**Work instructions**
Supply the number of lines in the data below that hold "Body", and let that number be the whole answer.

▬▬▬▬▬▬

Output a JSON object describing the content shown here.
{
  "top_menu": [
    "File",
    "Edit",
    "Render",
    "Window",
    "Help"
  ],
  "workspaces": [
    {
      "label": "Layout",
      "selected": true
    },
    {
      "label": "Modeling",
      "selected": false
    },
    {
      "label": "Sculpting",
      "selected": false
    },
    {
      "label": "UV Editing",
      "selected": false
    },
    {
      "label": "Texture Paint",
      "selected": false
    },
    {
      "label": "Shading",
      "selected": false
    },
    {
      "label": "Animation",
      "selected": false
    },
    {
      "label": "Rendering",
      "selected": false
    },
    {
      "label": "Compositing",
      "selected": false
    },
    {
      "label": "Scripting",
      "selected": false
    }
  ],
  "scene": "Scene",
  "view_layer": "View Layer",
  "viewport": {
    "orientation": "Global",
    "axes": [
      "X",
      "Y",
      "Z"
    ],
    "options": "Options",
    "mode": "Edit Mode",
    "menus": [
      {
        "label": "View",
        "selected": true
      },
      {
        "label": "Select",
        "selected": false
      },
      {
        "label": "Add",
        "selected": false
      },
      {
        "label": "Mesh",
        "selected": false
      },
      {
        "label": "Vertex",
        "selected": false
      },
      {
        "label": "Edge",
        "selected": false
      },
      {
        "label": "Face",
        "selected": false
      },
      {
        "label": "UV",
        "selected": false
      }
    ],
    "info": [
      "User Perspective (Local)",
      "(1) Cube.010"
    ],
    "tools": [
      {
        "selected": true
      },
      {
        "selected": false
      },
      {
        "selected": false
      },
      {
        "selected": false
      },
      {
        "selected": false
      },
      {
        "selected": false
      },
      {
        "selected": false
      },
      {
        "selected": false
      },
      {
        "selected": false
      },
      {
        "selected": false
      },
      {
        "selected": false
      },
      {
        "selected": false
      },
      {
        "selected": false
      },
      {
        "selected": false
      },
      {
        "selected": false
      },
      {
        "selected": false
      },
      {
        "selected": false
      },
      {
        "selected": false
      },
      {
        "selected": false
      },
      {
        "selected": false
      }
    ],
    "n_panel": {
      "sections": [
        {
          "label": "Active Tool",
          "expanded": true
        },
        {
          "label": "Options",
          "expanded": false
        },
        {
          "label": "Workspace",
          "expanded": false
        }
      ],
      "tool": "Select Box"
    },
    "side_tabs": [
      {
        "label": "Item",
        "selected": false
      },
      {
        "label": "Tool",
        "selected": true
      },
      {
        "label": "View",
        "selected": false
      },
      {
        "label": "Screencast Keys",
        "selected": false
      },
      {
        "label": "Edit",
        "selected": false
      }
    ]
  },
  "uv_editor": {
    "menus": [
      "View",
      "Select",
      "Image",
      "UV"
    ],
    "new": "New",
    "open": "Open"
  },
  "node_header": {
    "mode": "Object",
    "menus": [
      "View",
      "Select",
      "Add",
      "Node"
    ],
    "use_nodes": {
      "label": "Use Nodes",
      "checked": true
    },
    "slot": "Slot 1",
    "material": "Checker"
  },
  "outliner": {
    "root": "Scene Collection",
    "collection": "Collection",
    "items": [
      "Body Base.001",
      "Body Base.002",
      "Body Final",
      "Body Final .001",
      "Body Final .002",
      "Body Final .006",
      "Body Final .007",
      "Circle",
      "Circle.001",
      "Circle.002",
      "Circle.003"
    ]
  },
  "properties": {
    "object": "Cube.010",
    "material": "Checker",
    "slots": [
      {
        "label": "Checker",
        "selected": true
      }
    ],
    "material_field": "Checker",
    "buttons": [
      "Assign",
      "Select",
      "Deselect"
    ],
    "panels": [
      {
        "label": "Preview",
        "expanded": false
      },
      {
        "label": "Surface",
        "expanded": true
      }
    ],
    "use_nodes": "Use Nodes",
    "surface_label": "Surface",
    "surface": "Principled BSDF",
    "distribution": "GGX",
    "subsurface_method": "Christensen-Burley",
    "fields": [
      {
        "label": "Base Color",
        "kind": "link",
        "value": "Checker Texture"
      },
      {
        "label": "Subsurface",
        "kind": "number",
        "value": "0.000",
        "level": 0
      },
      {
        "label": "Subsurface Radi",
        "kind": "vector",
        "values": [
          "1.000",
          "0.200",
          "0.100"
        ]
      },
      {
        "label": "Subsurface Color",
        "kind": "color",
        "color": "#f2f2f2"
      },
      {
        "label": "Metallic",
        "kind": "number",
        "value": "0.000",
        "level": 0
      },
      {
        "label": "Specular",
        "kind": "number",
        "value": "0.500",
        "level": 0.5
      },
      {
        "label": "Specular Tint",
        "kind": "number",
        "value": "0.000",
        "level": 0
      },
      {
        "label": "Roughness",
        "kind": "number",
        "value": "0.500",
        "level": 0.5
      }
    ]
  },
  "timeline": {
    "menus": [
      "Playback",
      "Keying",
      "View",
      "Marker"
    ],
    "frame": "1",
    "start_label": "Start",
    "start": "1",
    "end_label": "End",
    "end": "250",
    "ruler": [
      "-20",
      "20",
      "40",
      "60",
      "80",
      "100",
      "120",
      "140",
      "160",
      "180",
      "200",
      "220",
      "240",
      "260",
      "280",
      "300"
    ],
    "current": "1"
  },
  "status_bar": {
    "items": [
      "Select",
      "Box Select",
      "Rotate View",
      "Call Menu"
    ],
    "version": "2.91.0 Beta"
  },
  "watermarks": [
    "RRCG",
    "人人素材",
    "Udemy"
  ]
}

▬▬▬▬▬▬

**Result for this exercise**
7